What you need to do
Print each entry word for word.

Data for this task Start Marker

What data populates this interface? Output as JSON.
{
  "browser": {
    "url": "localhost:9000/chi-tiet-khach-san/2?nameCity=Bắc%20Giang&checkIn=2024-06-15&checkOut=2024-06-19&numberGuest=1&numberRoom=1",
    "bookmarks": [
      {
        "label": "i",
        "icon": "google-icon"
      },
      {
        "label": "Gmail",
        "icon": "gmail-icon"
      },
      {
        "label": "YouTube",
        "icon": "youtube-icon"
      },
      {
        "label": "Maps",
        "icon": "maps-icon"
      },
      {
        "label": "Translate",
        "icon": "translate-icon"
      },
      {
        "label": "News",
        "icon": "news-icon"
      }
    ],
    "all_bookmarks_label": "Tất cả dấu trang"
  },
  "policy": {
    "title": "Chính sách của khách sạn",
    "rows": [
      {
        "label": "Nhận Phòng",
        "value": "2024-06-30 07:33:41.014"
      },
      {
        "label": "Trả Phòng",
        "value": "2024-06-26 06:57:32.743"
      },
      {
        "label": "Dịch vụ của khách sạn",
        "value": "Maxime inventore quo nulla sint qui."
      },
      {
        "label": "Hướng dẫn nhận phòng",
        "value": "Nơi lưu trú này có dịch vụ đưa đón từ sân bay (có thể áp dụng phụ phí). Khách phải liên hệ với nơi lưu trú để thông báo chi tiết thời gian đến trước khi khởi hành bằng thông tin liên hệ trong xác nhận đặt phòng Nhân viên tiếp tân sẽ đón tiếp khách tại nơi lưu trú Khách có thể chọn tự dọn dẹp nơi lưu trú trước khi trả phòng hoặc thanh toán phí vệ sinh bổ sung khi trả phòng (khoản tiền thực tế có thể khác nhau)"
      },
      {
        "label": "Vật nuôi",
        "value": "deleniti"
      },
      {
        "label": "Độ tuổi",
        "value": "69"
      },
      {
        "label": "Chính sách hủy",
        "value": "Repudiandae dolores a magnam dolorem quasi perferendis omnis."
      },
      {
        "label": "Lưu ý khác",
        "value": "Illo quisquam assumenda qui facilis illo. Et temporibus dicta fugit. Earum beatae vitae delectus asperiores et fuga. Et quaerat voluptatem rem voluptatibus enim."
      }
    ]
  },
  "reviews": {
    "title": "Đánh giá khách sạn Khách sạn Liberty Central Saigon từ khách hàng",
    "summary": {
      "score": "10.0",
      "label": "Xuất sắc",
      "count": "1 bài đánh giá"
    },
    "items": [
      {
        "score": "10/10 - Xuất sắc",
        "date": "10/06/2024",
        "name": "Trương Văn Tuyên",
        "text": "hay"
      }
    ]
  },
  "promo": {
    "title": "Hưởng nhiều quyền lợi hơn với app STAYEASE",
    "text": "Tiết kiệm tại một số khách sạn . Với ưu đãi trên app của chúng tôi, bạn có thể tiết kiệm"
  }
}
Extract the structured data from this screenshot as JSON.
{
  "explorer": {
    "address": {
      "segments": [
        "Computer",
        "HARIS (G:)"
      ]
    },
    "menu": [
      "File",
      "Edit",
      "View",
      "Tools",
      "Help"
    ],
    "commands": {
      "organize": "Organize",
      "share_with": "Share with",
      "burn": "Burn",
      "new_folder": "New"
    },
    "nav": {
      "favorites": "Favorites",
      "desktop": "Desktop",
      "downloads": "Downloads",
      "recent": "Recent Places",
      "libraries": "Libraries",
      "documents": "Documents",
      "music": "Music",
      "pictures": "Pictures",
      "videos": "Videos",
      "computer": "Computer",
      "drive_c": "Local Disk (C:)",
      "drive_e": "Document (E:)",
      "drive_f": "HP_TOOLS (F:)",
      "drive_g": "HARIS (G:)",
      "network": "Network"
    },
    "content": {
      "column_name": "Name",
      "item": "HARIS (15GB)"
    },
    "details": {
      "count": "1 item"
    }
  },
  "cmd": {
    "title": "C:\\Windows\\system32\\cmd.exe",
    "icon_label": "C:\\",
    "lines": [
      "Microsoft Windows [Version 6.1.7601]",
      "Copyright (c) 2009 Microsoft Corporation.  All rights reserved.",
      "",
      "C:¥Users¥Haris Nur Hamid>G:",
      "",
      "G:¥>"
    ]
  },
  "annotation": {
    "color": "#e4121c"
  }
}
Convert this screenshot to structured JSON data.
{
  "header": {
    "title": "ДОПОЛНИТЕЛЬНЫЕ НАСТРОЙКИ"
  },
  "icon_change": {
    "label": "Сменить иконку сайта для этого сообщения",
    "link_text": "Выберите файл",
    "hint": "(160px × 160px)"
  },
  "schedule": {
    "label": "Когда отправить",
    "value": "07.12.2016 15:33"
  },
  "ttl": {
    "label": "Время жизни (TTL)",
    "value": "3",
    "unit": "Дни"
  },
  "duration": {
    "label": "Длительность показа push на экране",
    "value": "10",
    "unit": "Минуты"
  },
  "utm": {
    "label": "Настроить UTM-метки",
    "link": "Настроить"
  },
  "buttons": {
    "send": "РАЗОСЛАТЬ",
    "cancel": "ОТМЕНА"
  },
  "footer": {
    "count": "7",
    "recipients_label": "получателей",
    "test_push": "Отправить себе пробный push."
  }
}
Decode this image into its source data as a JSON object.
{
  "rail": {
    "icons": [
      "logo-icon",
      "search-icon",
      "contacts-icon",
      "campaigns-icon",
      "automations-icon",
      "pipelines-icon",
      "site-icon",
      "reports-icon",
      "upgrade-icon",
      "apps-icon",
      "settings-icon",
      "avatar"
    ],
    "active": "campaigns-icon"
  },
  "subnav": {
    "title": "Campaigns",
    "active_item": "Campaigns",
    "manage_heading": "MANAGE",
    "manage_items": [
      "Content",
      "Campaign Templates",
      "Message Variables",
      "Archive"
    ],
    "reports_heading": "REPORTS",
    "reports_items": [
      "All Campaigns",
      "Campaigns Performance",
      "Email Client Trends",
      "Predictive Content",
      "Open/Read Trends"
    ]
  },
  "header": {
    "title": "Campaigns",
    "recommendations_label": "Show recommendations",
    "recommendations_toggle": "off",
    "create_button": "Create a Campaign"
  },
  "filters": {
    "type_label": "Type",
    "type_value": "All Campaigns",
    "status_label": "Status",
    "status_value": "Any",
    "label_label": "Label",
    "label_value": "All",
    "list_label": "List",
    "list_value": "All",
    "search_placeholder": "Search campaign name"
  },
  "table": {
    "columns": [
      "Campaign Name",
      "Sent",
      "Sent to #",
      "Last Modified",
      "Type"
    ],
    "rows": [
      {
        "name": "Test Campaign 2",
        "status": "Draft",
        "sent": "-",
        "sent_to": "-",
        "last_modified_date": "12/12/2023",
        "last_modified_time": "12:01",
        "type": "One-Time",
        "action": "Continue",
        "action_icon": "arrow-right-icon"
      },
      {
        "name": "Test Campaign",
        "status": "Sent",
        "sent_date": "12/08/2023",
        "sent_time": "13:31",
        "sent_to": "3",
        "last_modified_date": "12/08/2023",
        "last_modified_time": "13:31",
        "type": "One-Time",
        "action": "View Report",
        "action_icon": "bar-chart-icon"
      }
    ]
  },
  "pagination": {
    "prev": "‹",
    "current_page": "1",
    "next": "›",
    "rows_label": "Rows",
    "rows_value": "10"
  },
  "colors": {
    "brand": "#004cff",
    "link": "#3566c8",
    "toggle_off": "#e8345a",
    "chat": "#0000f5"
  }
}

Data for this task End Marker

Response area
What data populates this interface? Output as JSON.
{
  "browser": {
    "url": "localhost:9000/chi-tiet-khach-san/2?nameCity=Bắc%20Giang&checkIn=2024-06-15&checkOut=2024-06-19&numberGuest=1&numberRoom=1",
    "bookmarks": [
      {
        "label": "i",
        "icon": "google-icon"
      },
      {
        "label": "Gmail",
        "icon": "gmail-icon"
      },
      {
        "label": "YouTube",
        "icon": "youtube-icon"
      },
      {
        "label": "Maps",
        "icon": "maps-icon"
      },
      {
        "label": "Translate",
        "icon": "translate-icon"
      },
      {
        "label": "News",
        "icon": "news-icon"
      }
    ],
    "all_bookmarks_label": "Tất cả dấu trang"
  },
  "policy": {
    "title": "Chính sách của khách sạn",
    "rows": [
      {
        "label": "Nhận Phòng",
        "value": "2024-06-30 07:33:41.014"
      },
      {
        "label": "Trả Phòng",
        "value": "2024-06-26 06:57:32.743"
      },
      {
        "label": "Dịch vụ của khách sạn",
        "value": "Maxime inventore quo nulla sint qui."
      },
      {
        "label": "Hướng dẫn nhận phòng",
        "value": "Nơi lưu trú này có dịch vụ đưa đón từ sân bay (có thể áp dụng phụ phí). Khách phải liên hệ với nơi lưu trú để thông báo chi tiết thời gian đến trước khi khởi hành bằng thông tin liên hệ trong xác nhận đặt phòng Nhân viên tiếp tân sẽ đón tiếp khách tại nơi lưu trú Khách có thể chọn tự dọn dẹp nơi lưu trú trước khi trả phòng hoặc thanh toán phí vệ sinh bổ sung khi trả phòng (khoản tiền thực tế có thể khác nhau)"
      },
      {
        "label": "Vật nuôi",
        "value": "deleniti"
      },
      {
        "label": "Độ tuổi",
        "value": "69"
      },
      {
        "label": "Chính sách hủy",
        "value": "Repudiandae dolores a magnam dolorem quasi perferendis omnis."
      },
      {
        "label": "Lưu ý khác",
        "value": "Illo quisquam assumenda qui facilis illo. Et temporibus dicta fugit. Earum beatae vitae delectus asperiores et fuga. Et quaerat voluptatem rem voluptatibus enim."
      }
    ]
  },
  "reviews": {
    "title": "Đánh giá khách sạn Khách sạn Liberty Central Saigon từ khách hàng",
    "summary": {
      "score": "10.0",
      "label": "Xuất sắc",
      "count": "1 bài đánh giá"
    },
    "items": [
      {
        "score": "10/10 - Xuất sắc",
        "date": "10/06/2024",
        "name": "Trương Văn Tuyên",
        "text": "hay"
      }
    ]
  },
  "promo": {
    "title": "Hưởng nhiều quyền lợi hơn với app STAYEASE",
    "text": "Tiết kiệm tại một số khách sạn . Với ưu đãi trên app của chúng tôi, bạn có thể tiết kiệm"
  }
}
Extract the structured data from this screenshot as JSON.
{
  "explorer": {
    "address": {
      "segments": [
        "Computer",
        "HARIS (G:)"
      ]
    },
    "menu": [
      "File",
      "Edit",
      "View",
      "Tools",
      "Help"
    ],
    "commands": {
      "organize": "Organize",
      "share_with": "Share with",
      "burn": "Burn",
      "new_folder": "New"
    },
    "nav": {
      "favorites": "Favorites",
      "desktop": "Desktop",
      "downloads": "Downloads",
      "recent": "Recent Places",
      "libraries": "Libraries",
      "documents": "Documents",
      "music": "Music",
      "pictures": "Pictures",
      "videos": "Videos",
      "computer": "Computer",
      "drive_c": "Local Disk (C:)",
      "drive_e": "Document (E:)",
      "drive_f": "HP_TOOLS (F:)",
      "drive_g": "HARIS (G:)",
      "network": "Network"
    },
    "content": {
      "column_name": "Name",
      "item": "HARIS (15GB)"
    },
    "details": {
      "count": "1 item"
    }
  },
  "cmd": {
    "title": "C:\\Windows\\system32\\cmd.exe",
    "icon_label": "C:\\",
    "lines": [
      "Microsoft Windows [Version 6.1.7601]",
      "Copyright (c) 2009 Microsoft Corporation.  All rights reserved.",
      "",
      "C:¥Users¥Haris Nur Hamid>G:",
      "",
      "G:¥>"
    ]
  },
  "annotation": {
    "color": "#e4121c"
  }
}
Convert this screenshot to structured JSON data.
{
  "header": {
    "title": "ДОПОЛНИТЕЛЬНЫЕ НАСТРОЙКИ"
  },
  "icon_change": {
    "label": "Сменить иконку сайта для этого сообщения",
    "link_text": "Выберите файл",
    "hint": "(160px × 160px)"
  },
  "schedule": {
    "label": "Когда отправить",
    "value": "07.12.2016 15:33"
  },
  "ttl": {
    "label": "Время жизни (TTL)",
    "value": "3",
    "unit": "Дни"
  },
  "duration": {
    "label": "Длительность показа push на экране",
    "value": "10",
    "unit": "Минуты"
  },
  "utm": {
    "label": "Настроить UTM-метки",
    "link": "Настроить"
  },
  "buttons": {
    "send": "РАЗОСЛАТЬ",
    "cancel": "ОТМЕНА"
  },
  "footer": {
    "count": "7",
    "recipients_label": "получателей",
    "test_push": "Отправить себе пробный push."
  }
}
Decode this image into its source data as a JSON object.
{
  "rail": {
    "icons": [
      "logo-icon",
      "search-icon",
      "contacts-icon",
      "campaigns-icon",
      "automations-icon",
      "pipelines-icon",
      "site-icon",
      "reports-icon",
      "upgrade-icon",
      "apps-icon",
      "settings-icon",
      "avatar"
    ],
    "active": "campaigns-icon"
  },
  "subnav": {
    "title": "Campaigns",
    "active_item": "Campaigns",
    "manage_heading": "MANAGE",
    "manage_items": [
      "Content",
      "Campaign Templates",
      "Message Variables",
      "Archive"
    ],
    "reports_heading": "REPORTS",
    "reports_items": [
      "All Campaigns",
      "Campaigns Performance",
      "Email Client Trends",
      "Predictive Content",
      "Open/Read Trends"
    ]
  },
  "header": {
    "title": "Campaigns",
    "recommendations_label": "Show recommendations",
    "recommendations_toggle": "off",
    "create_button": "Create a Campaign"
  },
  "filters": {
    "type_label": "Type",
    "type_value": "All Campaigns",
    "status_label": "Status",
    "status_value": "Any",
    "label_label": "Label",
    "label_value": "All",
    "list_label": "List",
    "list_value": "All",
    "search_placeholder": "Search campaign name"
  },
  "table": {
    "columns": [
      "Campaign Name",
      "Sent",
      "Sent to #",
      "Last Modified",
      "Type"
    ],
    "rows": [
      {
        "name": "Test Campaign 2",
        "status": "Draft",
        "sent": "-",
        "sent_to": "-",
        "last_modified_date": "12/12/2023",
        "last_modified_time": "12:01",
        "type": "One-Time",
        "action": "Continue",
        "action_icon": "arrow-right-icon"
      },
      {
        "name": "Test Campaign",
        "status": "Sent",
        "sent_date": "12/08/2023",
        "sent_time": "13:31",
        "sent_to": "3",
        "last_modified_date": "12/08/2023",
        "last_modified_time": "13:31",
        "type": "One-Time",
        "action": "View Report",
        "action_icon": "bar-chart-icon"
      }
    ]
  },
  "pagination": {
    "prev": "‹",
    "current_page": "1",
    "next": "›",
    "rows_label": "Rows",
    "rows_value": "10"
  },
  "colors": {
    "brand": "#004cff",
    "link": "#3566c8",
    "toggle_off": "#e8345a",
    "chat": "#0000f5"
  }
}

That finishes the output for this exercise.